The Prince, who now realised what his heedlessness had done, cursed too late his spirit of curiosity.
But, woe is me, I now comprehend what has made thee give so little heed to what thou owest to thyself; it must have been some freedom of mine, for I will not call it immodesty, as it did not proceed from any deliberate intention, but from some heedlessness such as women are guilty of through inadvertence when they think they have no occasion for reserve.
He replied in the most natural and self-complacent style imaginable, "that he had been among his cousins, who were very poor; they had been delighted to see him; still more delighted with his good fortune; they had taken him to their arms; admired his equipments; one had begged for this; another for that"--in fine, what with the poor devil's inherent heedlessness, and the real generosity of his disposition, his needy cousins had succeeded in stripping him of all his clothes and accoutrements, excepting the fig leaf with which he had returned to camp.
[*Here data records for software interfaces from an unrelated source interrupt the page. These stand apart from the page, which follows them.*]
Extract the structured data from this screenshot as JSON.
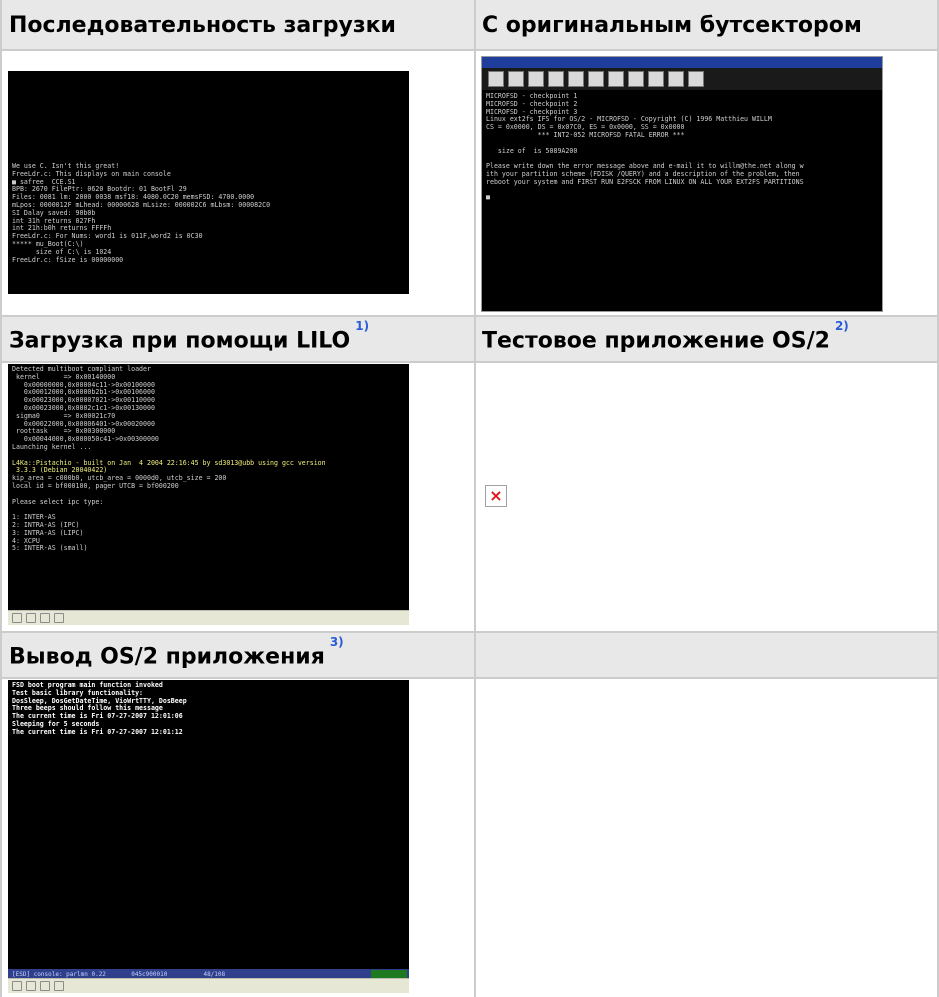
{
  "headers": {
    "row1_col1": "Последовательность загрузки",
    "row1_col2": "С оригинальным бутсектором",
    "row2_col1": "Загрузка при помощи LILO",
    "row2_col2": "Тестовое приложение OS/2",
    "row3_col1": "Вывод OS/2 приложения"
  },
  "footnotes": {
    "row2_col1": "1)",
    "row2_col2": "2)",
    "row3_col1": "3)"
  },
  "broken_image_glyph": "×",
  "colors": {
    "header_bg": "#e8e8e8",
    "border": "#cccccc",
    "footnote": "#2b5bd6"
  }
}
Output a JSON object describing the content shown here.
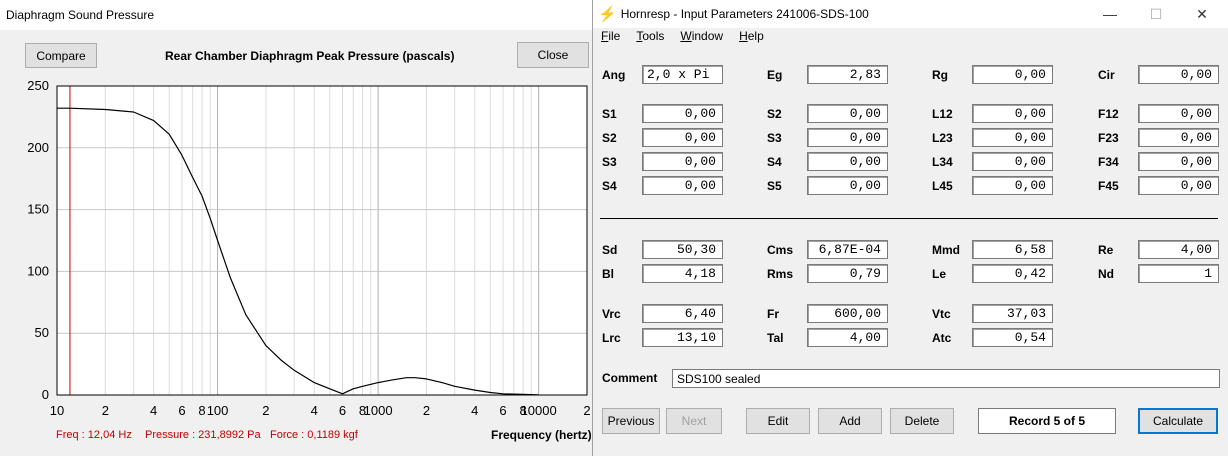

And Agamemnon answered, "Sir, you may sometimes blame him justly, for he is often remiss and unwilling to exert himself--not indeed from sloth, nor yet heedlessness, but because he looks to me and expects me to take the lead.
This opinion soon gained ground, being most circulated by those who, by their own heedlessness, had caused the evil; and there was one irresistible burst of the common sentiment that an attempt should he made to punish the offenders.
Most of them, however, were prone to assimilate to the red man in their heedlessness of the future.
There, he had learnt to distinguish between the steadiness of principle and the obstinacy of self-will, between the darings of heedlessness and the resolution of a collected mind.